__Your task__
If a line in the material below has the string "record", copy it out.

*** Opening of Working data ***

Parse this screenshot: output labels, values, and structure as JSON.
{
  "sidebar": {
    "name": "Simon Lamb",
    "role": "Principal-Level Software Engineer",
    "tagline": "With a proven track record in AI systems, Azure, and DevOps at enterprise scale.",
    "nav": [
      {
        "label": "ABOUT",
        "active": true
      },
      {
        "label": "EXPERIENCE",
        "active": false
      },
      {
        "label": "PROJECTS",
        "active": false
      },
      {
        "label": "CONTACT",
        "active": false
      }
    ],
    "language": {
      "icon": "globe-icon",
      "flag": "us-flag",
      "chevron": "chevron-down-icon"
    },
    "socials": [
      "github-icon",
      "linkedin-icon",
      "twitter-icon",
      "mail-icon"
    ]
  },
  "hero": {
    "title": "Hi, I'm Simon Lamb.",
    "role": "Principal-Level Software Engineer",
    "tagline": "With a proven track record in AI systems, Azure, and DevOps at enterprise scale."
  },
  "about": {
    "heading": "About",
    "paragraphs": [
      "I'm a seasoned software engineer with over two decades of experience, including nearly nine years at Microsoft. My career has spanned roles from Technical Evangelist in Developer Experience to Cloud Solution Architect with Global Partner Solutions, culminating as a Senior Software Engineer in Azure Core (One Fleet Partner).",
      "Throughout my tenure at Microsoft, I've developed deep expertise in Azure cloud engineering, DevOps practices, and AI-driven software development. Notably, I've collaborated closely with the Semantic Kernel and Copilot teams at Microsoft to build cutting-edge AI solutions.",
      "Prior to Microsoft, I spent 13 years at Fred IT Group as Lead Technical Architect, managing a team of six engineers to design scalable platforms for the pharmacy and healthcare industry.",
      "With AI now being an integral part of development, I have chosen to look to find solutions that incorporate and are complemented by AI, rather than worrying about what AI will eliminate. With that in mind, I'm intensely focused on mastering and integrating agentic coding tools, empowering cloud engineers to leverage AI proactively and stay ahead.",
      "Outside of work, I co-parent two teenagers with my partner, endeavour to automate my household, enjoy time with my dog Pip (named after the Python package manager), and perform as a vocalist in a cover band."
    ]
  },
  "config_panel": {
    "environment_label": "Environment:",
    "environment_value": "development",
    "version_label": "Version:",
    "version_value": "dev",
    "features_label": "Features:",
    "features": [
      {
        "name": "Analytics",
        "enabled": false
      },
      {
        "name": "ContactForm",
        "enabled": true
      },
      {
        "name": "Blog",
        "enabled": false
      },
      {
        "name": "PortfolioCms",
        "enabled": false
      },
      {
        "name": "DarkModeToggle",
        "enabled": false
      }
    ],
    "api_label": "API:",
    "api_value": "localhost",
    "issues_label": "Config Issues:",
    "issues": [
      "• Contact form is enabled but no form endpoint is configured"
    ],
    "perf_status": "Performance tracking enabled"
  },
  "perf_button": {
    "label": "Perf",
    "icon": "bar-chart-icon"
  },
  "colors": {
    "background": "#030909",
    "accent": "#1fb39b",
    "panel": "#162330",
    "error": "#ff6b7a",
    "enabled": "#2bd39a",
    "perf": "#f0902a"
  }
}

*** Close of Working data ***

__Response for this exercise__
    "tagline": "With a proven track record in AI systems, Azure, and DevOps at enterprise scale.",
    "tagline": "With a proven track record in AI systems, Azure, and DevOps at enterprise scale."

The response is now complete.